DIRECTIONS — Retype every record below exactly as it is written.

INPUT DATA —
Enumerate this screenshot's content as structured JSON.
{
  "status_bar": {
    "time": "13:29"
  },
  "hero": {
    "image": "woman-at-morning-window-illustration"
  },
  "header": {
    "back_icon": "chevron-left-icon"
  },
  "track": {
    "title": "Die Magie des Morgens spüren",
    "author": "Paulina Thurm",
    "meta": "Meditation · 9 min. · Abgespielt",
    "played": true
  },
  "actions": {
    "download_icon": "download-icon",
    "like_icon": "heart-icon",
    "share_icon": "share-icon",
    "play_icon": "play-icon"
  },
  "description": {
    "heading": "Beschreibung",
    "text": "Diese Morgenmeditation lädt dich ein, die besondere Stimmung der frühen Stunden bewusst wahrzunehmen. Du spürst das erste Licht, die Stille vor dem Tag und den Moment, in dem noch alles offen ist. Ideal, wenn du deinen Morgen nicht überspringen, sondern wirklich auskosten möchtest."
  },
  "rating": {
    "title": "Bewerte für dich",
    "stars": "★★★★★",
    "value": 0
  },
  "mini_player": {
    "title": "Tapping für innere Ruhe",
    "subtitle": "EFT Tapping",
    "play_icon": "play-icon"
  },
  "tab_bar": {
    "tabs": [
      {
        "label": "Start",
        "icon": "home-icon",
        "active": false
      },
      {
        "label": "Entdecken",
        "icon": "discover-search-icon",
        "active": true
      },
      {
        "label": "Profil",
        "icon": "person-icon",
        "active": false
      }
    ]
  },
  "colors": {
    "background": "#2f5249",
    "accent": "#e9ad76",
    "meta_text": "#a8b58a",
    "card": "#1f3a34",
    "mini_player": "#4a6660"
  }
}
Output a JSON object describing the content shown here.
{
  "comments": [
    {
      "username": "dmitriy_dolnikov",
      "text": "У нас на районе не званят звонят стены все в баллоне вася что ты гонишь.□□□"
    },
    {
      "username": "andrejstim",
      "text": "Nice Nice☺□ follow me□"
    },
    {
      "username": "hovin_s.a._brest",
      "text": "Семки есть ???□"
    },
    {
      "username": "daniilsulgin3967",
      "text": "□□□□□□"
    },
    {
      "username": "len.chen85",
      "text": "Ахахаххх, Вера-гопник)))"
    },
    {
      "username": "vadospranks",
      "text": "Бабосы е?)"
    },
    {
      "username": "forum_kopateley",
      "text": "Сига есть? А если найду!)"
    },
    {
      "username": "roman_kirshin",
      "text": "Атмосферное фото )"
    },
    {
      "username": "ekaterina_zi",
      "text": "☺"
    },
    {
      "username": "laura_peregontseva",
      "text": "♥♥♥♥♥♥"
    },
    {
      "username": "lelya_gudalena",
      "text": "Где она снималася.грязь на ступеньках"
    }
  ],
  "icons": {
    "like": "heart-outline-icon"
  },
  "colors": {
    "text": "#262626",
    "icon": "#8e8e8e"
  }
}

EXERCISE SOLUTION —
Enumerate this screenshot's content as structured JSON.
{
  "status_bar": {
    "time": "13:29"
  },
  "hero": {
    "image": "woman-at-morning-window-illustration"
  },
  "header": {
    "back_icon": "chevron-left-icon"
  },
  "track": {
    "title": "Die Magie des Morgens spüren",
    "author": "Paulina Thurm",
    "meta": "Meditation · 9 min. · Abgespielt",
    "played": true
  },
  "actions": {
    "download_icon": "download-icon",
    "like_icon": "heart-icon",
    "share_icon": "share-icon",
    "play_icon": "play-icon"
  },
  "description": {
    "heading": "Beschreibung",
    "text": "Diese Morgenmeditation lädt dich ein, die besondere Stimmung der frühen Stunden bewusst wahrzunehmen. Du spürst das erste Licht, die Stille vor dem Tag und den Moment, in dem noch alles offen ist. Ideal, wenn du deinen Morgen nicht überspringen, sondern wirklich auskosten möchtest."
  },
  "rating": {
    "title": "Bewerte für dich",
    "stars": "★★★★★",
    "value": 0
  },
  "mini_player": {
    "title": "Tapping für innere Ruhe",
    "subtitle": "EFT Tapping",
    "play_icon": "play-icon"
  },
  "tab_bar": {
    "tabs": [
      {
        "label": "Start",
        "icon": "home-icon",
        "active": false
      },
      {
        "label": "Entdecken",
        "icon": "discover-search-icon",
        "active": true
      },
      {
        "label": "Profil",
        "icon": "person-icon",
        "active": false
      }
    ]
  },
  "colors": {
    "background": "#2f5249",
    "accent": "#e9ad76",
    "meta_text": "#a8b58a",
    "card": "#1f3a34",
    "mini_player": "#4a6660"
  }
}
Output a JSON object describing the content shown here.
{
  "comments": [
    {
      "username": "dmitriy_dolnikov",
      "text": "У нас на районе не званят звонят стены все в баллоне вася что ты гонишь.□□□"
    },
    {
      "username": "andrejstim",
      "text": "Nice Nice☺□ follow me□"
    },
    {
      "username": "hovin_s.a._brest",
      "text": "Семки есть ???□"
    },
    {
      "username": "daniilsulgin3967",
      "text": "□□□□□□"
    },
    {
      "username": "len.chen85",
      "text": "Ахахаххх, Вера-гопник)))"
    },
    {
      "username": "vadospranks",
      "text": "Бабосы е?)"
    },
    {
      "username": "forum_kopateley",
      "text": "Сига есть? А если найду!)"
    },
    {
      "username": "roman_kirshin",
      "text": "Атмосферное фото )"
    },
    {
      "username": "ekaterina_zi",
      "text": "☺"
    },
    {
      "username": "laura_peregontseva",
      "text": "♥♥♥♥♥♥"
    },
    {
      "username": "lelya_gudalena",
      "text": "Где она снималася.грязь на ступеньках"
    }
  ],
  "icons": {
    "like": "heart-outline-icon"
  },
  "colors": {
    "text": "#262626",
    "icon": "#8e8e8e"
  }
}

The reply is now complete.